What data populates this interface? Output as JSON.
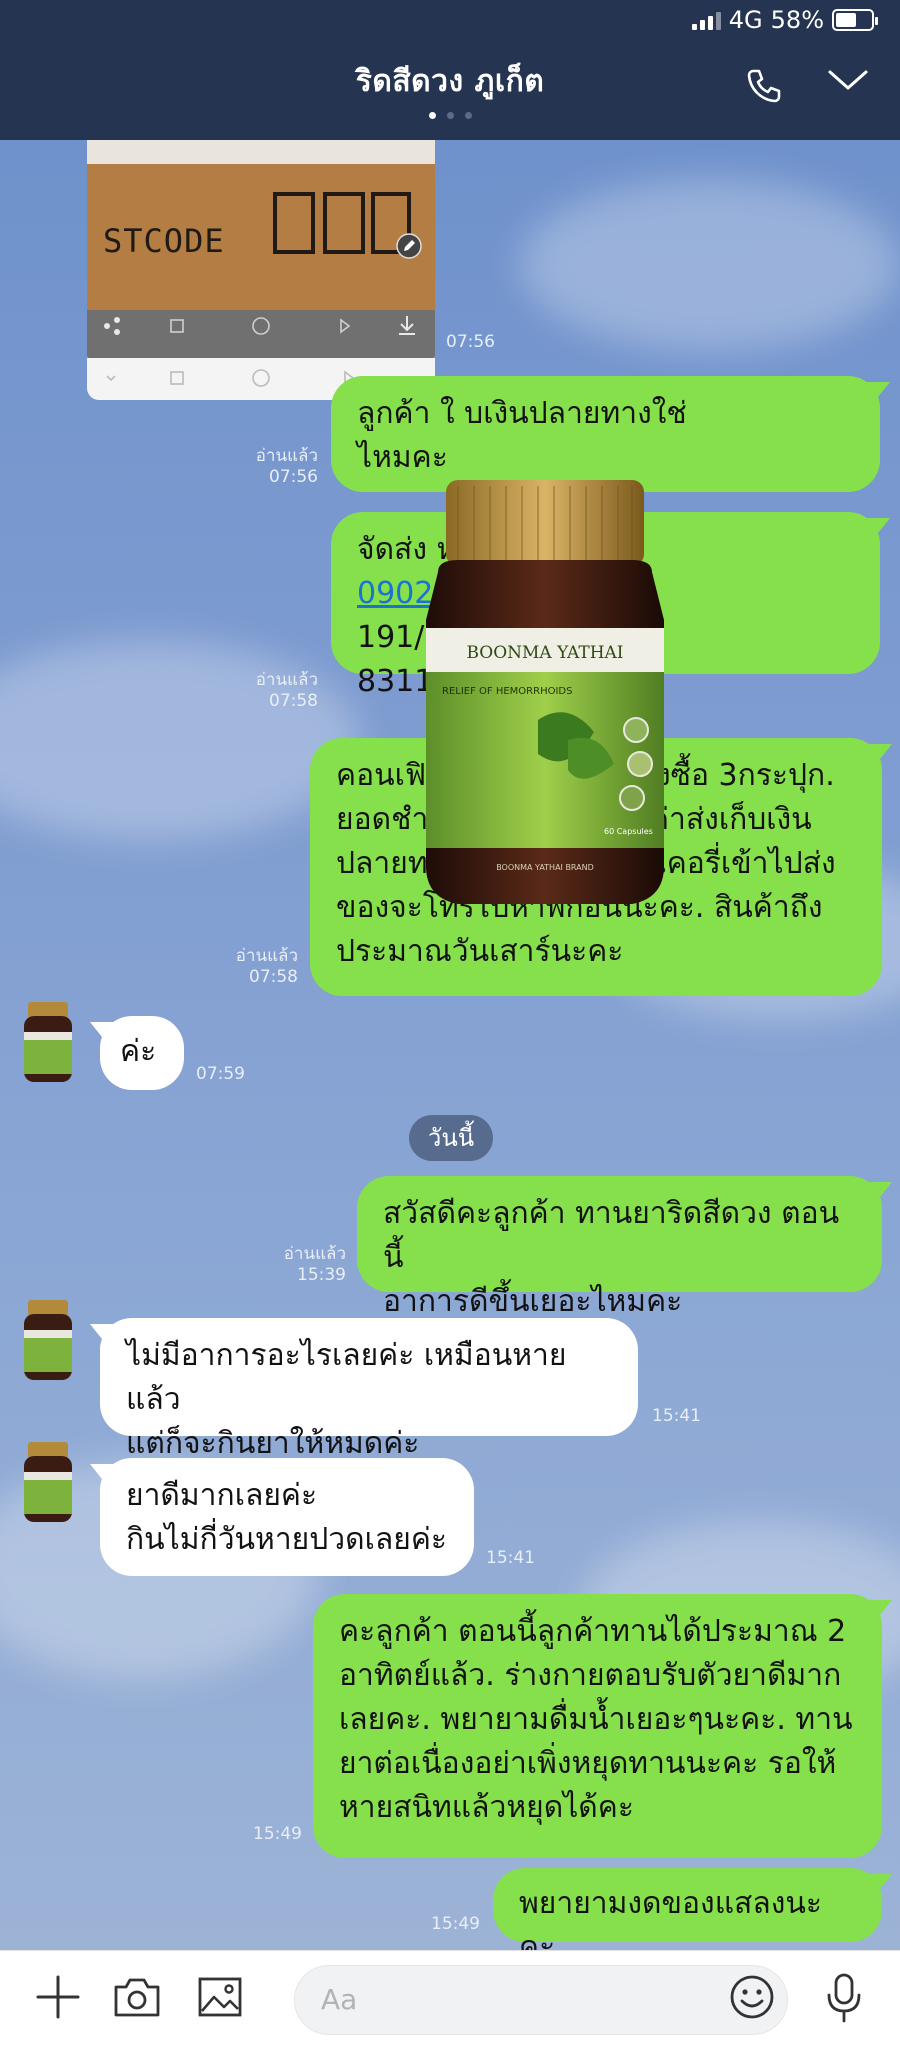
{
  "status": {
    "network": "4G",
    "battery": "58%",
    "battery_level": 0.58
  },
  "header": {
    "title": "ริดสีดวง ภูเก็ต",
    "page_dots": 3,
    "active_dot": 0,
    "call_icon": "phone-icon",
    "menu_icon": "chevron-down-icon"
  },
  "image_message": {
    "label": "STCODE",
    "time": "07:56"
  },
  "messages": [
    {
      "dir": "out",
      "text": "ลูกค้า ใ                    บเงินปลายทางใช่\nไหมคะ",
      "read": "อ่านแล้ว",
      "time": "07:56"
    },
    {
      "dir": "out",
      "text_1": "จัดส่ง                              หม่.",
      "link": "0902",
      "text_2": "191/2                           ถลาง จ ภูเก็ต.\n8311",
      "read": "อ่านแล้ว",
      "time": "07:58"
    },
    {
      "dir": "out",
      "text": "คอนเฟิมออเดอรนะคะ. สั่งซื้อ 3กระปุก.\nยอดชำระ 1000บาท ฟรีค่าส่งเก็บเงิน\nปลายทาง.    ก่อนเจ้าหน้าที่เคอรี่เข้าไปส่ง\nของจะโทรไปหาพี่ก่อนนะคะ.  สินค้าถึง\nประมาณวันเสาร์นะคะ",
      "read": "อ่านแล้ว",
      "time": "07:58"
    },
    {
      "dir": "in",
      "text": "ค่ะ",
      "time": "07:59"
    },
    {
      "dir": "out",
      "text": "สวัสดีคะลูกค้า ทานยาริดสีดวง ตอนนี้\nอาการดีขึ้นเยอะไหมคะ",
      "read": "อ่านแล้ว",
      "time": "15:39"
    },
    {
      "dir": "in",
      "text": "ไม่มีอาการอะไรเลยค่ะ เหมือนหายแล้ว\nแต่ก็จะกินยาให้หมดค่ะ",
      "time": "15:41"
    },
    {
      "dir": "in",
      "text": "ยาดีมากเลยค่ะ\nกินไม่กี่วันหายปวดเลยค่ะ",
      "time": "15:41"
    },
    {
      "dir": "out",
      "text": "คะลูกค้า ตอนนี้ลูกค้าทานได้ประมาณ 2\nอาทิตย์แล้ว.  ร่างกายตอบรับตัวยาดีมาก\nเลยคะ. พยายามดื่มน้ำเยอะๆนะคะ. ทาน\nยาต่อเนื่องอย่าเพิ่งหยุดทานนะคะ รอให้\nหายสนิทแล้วหยุดได้คะ",
      "time": "15:49"
    },
    {
      "dir": "out",
      "text": "พยายามงดของแสลงนะคะ",
      "time": "15:49"
    }
  ],
  "date_divider": "วันนี้",
  "product": {
    "brand": "BOONMA YATHAI",
    "label": "RELIEF OF HEMORRHOIDS",
    "footer": "BOONMA YATHAI BRAND",
    "count": "60 Capsules"
  },
  "input": {
    "placeholder": "Aa"
  },
  "bottom_icons": [
    "plus-icon",
    "camera-icon",
    "image-icon",
    "smile-icon",
    "microphone-icon"
  ],
  "colors": {
    "header": "#253450",
    "outgoing": "#86e04c",
    "incoming": "#ffffff",
    "link": "#1a73d1"
  }
}
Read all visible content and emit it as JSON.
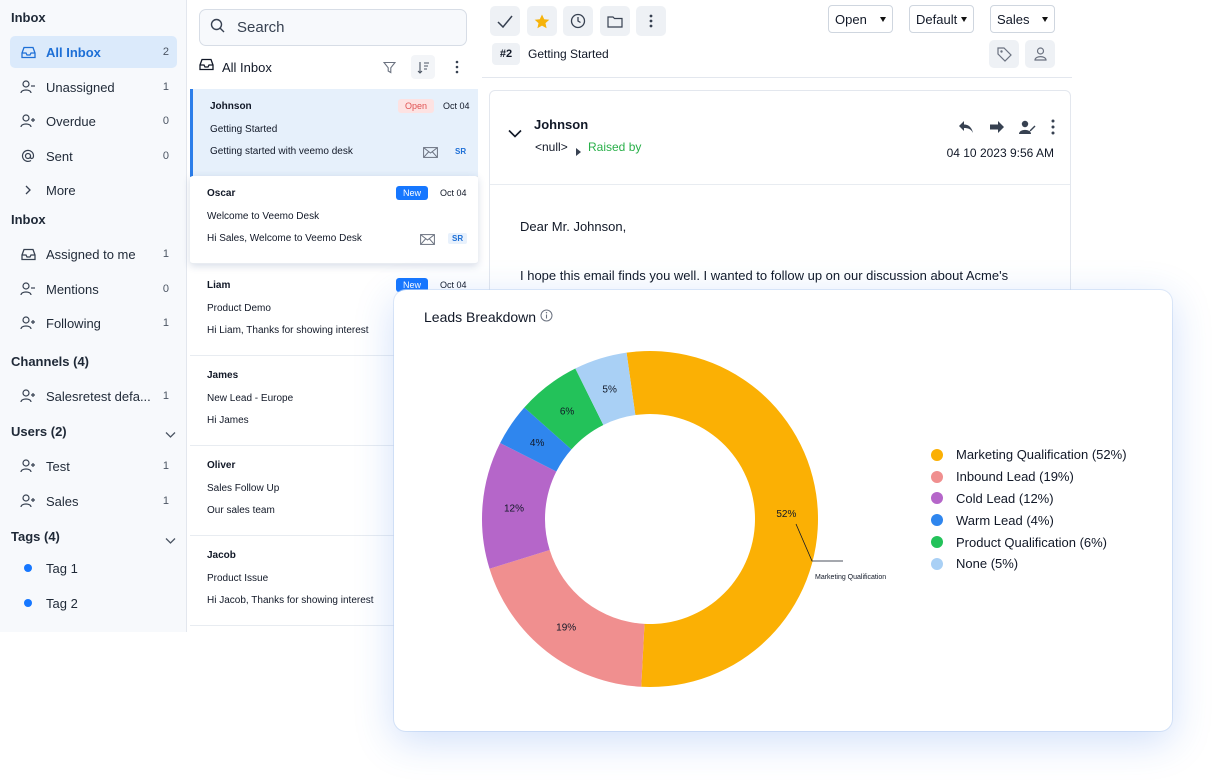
{
  "sidebar": {
    "inbox_title": "Inbox",
    "top_items": [
      {
        "label": "All Inbox",
        "count": "2"
      },
      {
        "label": "Unassigned",
        "count": "1"
      },
      {
        "label": "Overdue",
        "count": "0"
      },
      {
        "label": "Sent",
        "count": "0"
      },
      {
        "label": "More",
        "count": ""
      }
    ],
    "inbox2_title": "Inbox",
    "inbox_items": [
      {
        "label": "Assigned to me",
        "count": "1"
      },
      {
        "label": "Mentions",
        "count": "0"
      },
      {
        "label": "Following",
        "count": "1"
      }
    ],
    "channels_title": "Channels (4)",
    "channel_items": [
      {
        "label": "Salesretest defa...",
        "count": "1"
      }
    ],
    "users_title": "Users (2)",
    "user_items": [
      {
        "label": "Test",
        "count": "1"
      },
      {
        "label": "Sales",
        "count": "1"
      }
    ],
    "tags_title": "Tags (4)",
    "tag_items": [
      {
        "label": "Tag 1",
        "color": "#1677ff"
      },
      {
        "label": "Tag 2",
        "color": "#1677ff"
      }
    ]
  },
  "list": {
    "search_placeholder": "Search",
    "header_title": "All Inbox",
    "cards": [
      {
        "name": "Johnson",
        "badge": "Open",
        "date": "Oct 04",
        "subject": "Getting Started",
        "preview": "Getting started with veemo desk",
        "initials": "SR"
      },
      {
        "name": "Oscar",
        "badge": "New",
        "date": "Oct 04",
        "subject": "Welcome to Veemo Desk",
        "preview": "Hi Sales, Welcome to Veemo Desk",
        "initials": "SR"
      },
      {
        "name": "Liam",
        "badge": "New",
        "date": "Oct 04",
        "subject": "Product Demo",
        "preview": "Hi Liam, Thanks for showing interest"
      },
      {
        "name": "James",
        "subject": "New Lead - Europe",
        "preview": "Hi James"
      },
      {
        "name": "Oliver",
        "subject": "Sales Follow Up",
        "preview": "Our sales team"
      },
      {
        "name": "Jacob",
        "subject": "Product Issue",
        "preview": "Hi Jacob, Thanks for showing interest"
      }
    ]
  },
  "ticket": {
    "status_select": "Open",
    "priority_select": "Default",
    "team_select": "Sales",
    "id": "#2",
    "subject": "Getting Started"
  },
  "message": {
    "from": "Johnson",
    "email": "<null>",
    "raised_by": "Raised by",
    "timestamp": "04 10 2023 9:56 AM",
    "greeting": "Dear Mr. Johnson,",
    "body": "I hope this email finds you well. I wanted to follow up on our discussion about Acme's"
  },
  "chart_panel": {
    "title": "Leads Breakdown",
    "callout": "Marketing Qualification"
  },
  "chart_data": {
    "type": "pie",
    "title": "Leads Breakdown",
    "donut": true,
    "labels": [
      "Marketing Qualification",
      "Inbound Lead",
      "Cold Lead",
      "Warm Lead",
      "Product Qualification",
      "None"
    ],
    "values": [
      52,
      19,
      12,
      4,
      6,
      5
    ],
    "slice_labels": [
      "52%",
      "19%",
      "12%",
      "4%",
      "6%",
      "5%"
    ],
    "legend_labels": [
      "Marketing Qualification (52%)",
      "Inbound Lead (19%)",
      "Cold Lead (12%)",
      "Warm Lead (4%)",
      "Product Qualification (6%)",
      "None (5%)"
    ],
    "colors": [
      "#fbb004",
      "#f08f8f",
      "#b566c9",
      "#2f86ee",
      "#23c25a",
      "#a9d0f5"
    ],
    "legend_position": "right"
  }
}
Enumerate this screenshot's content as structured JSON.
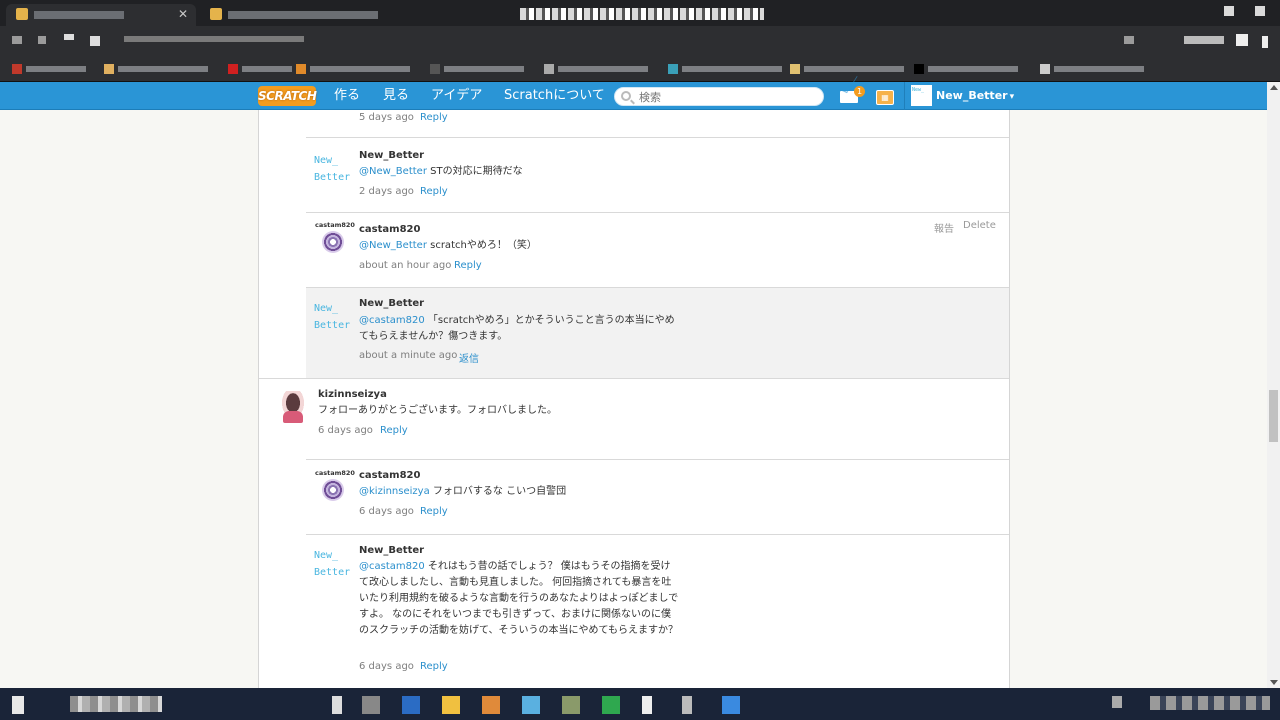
{
  "colors": {
    "nav": "#2a95d6",
    "link": "#2b8fcc",
    "orange": "#f39c1f"
  },
  "nav": {
    "logo": "SCRATCH",
    "links": [
      "作る",
      "見る",
      "アイデア",
      "Scratchについて"
    ],
    "search_placeholder": "検索",
    "messages_count": "1",
    "user": "New_Better",
    "avatar_text": "New_"
  },
  "comments": [
    {
      "time": "5 days ago",
      "reply": "Reply"
    },
    {
      "user": "New_Better",
      "mention": "@New_Better",
      "text": " STの対応に期待だな",
      "time": "2 days ago",
      "reply": "Reply",
      "avatar_lines": [
        "New_",
        "Better"
      ]
    },
    {
      "user": "castam820",
      "mention": "@New_Better",
      "text": " scratchやめろ！（笑）",
      "time": "about an hour ago",
      "reply": "Reply",
      "report": "報告",
      "delete": "Delete",
      "avatar_name": "castam820"
    },
    {
      "user": "New_Better",
      "mention": "@castam820",
      "text": " 「scratchやめろ」とかそういうこと言うの本当にやめてもらえませんか？傷つきます。",
      "time": "about a minute ago",
      "reply": "返信",
      "avatar_lines": [
        "New_",
        "Better"
      ]
    },
    {
      "user": "kizinnseizya",
      "text": "フォローありがとうございます。フォロバしました。",
      "time": "6 days ago",
      "reply": "Reply"
    },
    {
      "user": "castam820",
      "mention": "@kizinnseizya",
      "text": " フォロバするな こいつ自警団",
      "time": "6 days ago",
      "reply": "Reply",
      "avatar_name": "castam820"
    },
    {
      "user": "New_Better",
      "mention": "@castam820",
      "text": " それはもう昔の話でしょう？ 僕はもうその指摘を受けて改心しましたし、言動も見直しました。 何回指摘されても暴言を吐いたり利用規約を破るような言動を行うのあなたよりはよっぽどましですよ。 なのにそれをいつまでも引きずって、おまけに関係ないのに僕のスクラッチの活動を妨げて、そういうの本当にやめてもらえますか？",
      "time": "6 days ago",
      "reply": "Reply",
      "avatar_lines": [
        "New_",
        "Better"
      ]
    }
  ]
}
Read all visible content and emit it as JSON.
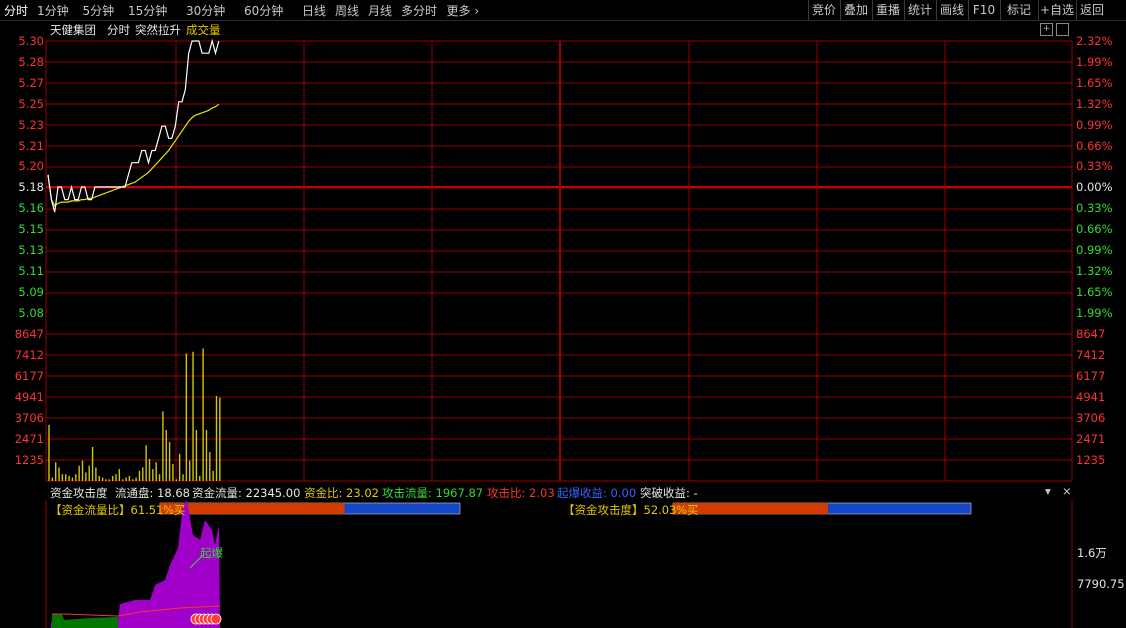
{
  "toolbar": {
    "periods": [
      "分时",
      "1分钟",
      "5分钟",
      "15分钟",
      "30分钟",
      "60分钟",
      "日线",
      "周线",
      "月线",
      "多分时"
    ],
    "more": "更多",
    "more_icon": "chevron-right",
    "buttons": [
      "竞价",
      "叠加",
      "重播",
      "统计",
      "画线",
      "F10",
      "标记",
      "+自选",
      "返回"
    ]
  },
  "header": {
    "stock_name": "天健集团",
    "view": "分时",
    "indicator": "突然拉升",
    "volume_label": "成交量"
  },
  "price_axis": {
    "left_up": [
      "5.30",
      "5.28",
      "5.27",
      "5.25",
      "5.23",
      "5.21",
      "5.20"
    ],
    "ref": "5.18",
    "left_down": [
      "5.16",
      "5.15",
      "5.13",
      "5.11",
      "5.09",
      "5.08"
    ],
    "right_up": [
      "2.32%",
      "1.99%",
      "1.65%",
      "1.32%",
      "0.99%",
      "0.66%",
      "0.33%"
    ],
    "right_ref": "0.00%",
    "right_down": [
      "0.33%",
      "0.66%",
      "0.99%",
      "1.32%",
      "1.65%",
      "1.99%"
    ]
  },
  "volume_axis": [
    "8647",
    "7412",
    "6177",
    "4941",
    "3706",
    "2471",
    "1235"
  ],
  "indicator_bar": {
    "name": "资金攻击度",
    "items": [
      {
        "label": "流通盘: 18.68",
        "color": "#e6e6e6"
      },
      {
        "label": "资金流量: 22345.00",
        "color": "#e6e6e6"
      },
      {
        "label": "资金比: 23.02",
        "color": "#e6c800"
      },
      {
        "label": "攻击流量: 1967.87",
        "color": "#32dc32"
      },
      {
        "label": "攻击比: 2.03",
        "color": "#ff3232"
      },
      {
        "label": "起爆收益: 0.00",
        "color": "#3264ff"
      },
      {
        "label": "突破收益: -",
        "color": "#e6e6e6"
      }
    ]
  },
  "flow_ratio": {
    "label": "【资金流量比】61.51",
    "pct": "%买",
    "fill": 0.6151
  },
  "attack_deg": {
    "label": "【资金攻击度】52.03",
    "pct": "%买",
    "fill": 0.5203
  },
  "sub_axis": [
    "1.6万",
    "7790.75"
  ],
  "signal": "起爆",
  "colors": {
    "grid": "#9a0000",
    "price": "#ffffff",
    "avg": "#e6e600",
    "bar_buy": "#d23c00",
    "bar_sell": "#1446c8",
    "purple": "#a000c8",
    "green_fill": "#007800"
  },
  "chart_data": {
    "type": "line",
    "title": "天健集团 分时",
    "prev_close": 5.18,
    "price": [
      5.19,
      5.17,
      5.16,
      5.18,
      5.18,
      5.17,
      5.17,
      5.18,
      5.17,
      5.17,
      5.18,
      5.18,
      5.17,
      5.17,
      5.18,
      5.18,
      5.18,
      5.18,
      5.18,
      5.18,
      5.18,
      5.18,
      5.18,
      5.18,
      5.19,
      5.2,
      5.2,
      5.2,
      5.21,
      5.21,
      5.2,
      5.21,
      5.21,
      5.22,
      5.23,
      5.23,
      5.22,
      5.22,
      5.23,
      5.25,
      5.25,
      5.26,
      5.29,
      5.3,
      5.3,
      5.3,
      5.29,
      5.29,
      5.29,
      5.3,
      5.29,
      5.3
    ],
    "avg": [
      5.19,
      5.17,
      5.165,
      5.167,
      5.168,
      5.168,
      5.168,
      5.169,
      5.169,
      5.169,
      5.17,
      5.17,
      5.171,
      5.171,
      5.172,
      5.173,
      5.174,
      5.175,
      5.176,
      5.177,
      5.178,
      5.179,
      5.18,
      5.181,
      5.182,
      5.183,
      5.184,
      5.186,
      5.188,
      5.19,
      5.192,
      5.195,
      5.198,
      5.201,
      5.204,
      5.207,
      5.21,
      5.214,
      5.218,
      5.222,
      5.226,
      5.23,
      5.234,
      5.237,
      5.239,
      5.24,
      5.241,
      5.242,
      5.243,
      5.245,
      5.246,
      5.248
    ],
    "volume": [
      3300,
      200,
      1100,
      800,
      400,
      400,
      300,
      200,
      400,
      900,
      1200,
      500,
      900,
      2000,
      800,
      300,
      200,
      100,
      100,
      300,
      400,
      700,
      100,
      200,
      300,
      100,
      200,
      600,
      800,
      2100,
      1300,
      700,
      1100,
      400,
      4100,
      3000,
      2300,
      1000,
      100,
      1600,
      400,
      7500,
      1200,
      7600,
      3000,
      300,
      7800,
      3000,
      1700,
      600,
      5000,
      4900
    ],
    "ylim": [
      5.08,
      5.3
    ],
    "volume_ylim": [
      0,
      8647
    ]
  }
}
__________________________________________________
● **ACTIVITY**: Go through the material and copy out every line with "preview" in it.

● **REPLY TO THE TASK**:
        "preview": "Getting started with veemo desk",
        "preview": "Hi Sales, Welcome to Veemo Desk",
        "preview": "Hi Liam, Thanks for showing interest"
        "preview": "Hi James"
        "preview": "Our sales team"
        "preview": "Hi Jacob, Thanks for showing interest"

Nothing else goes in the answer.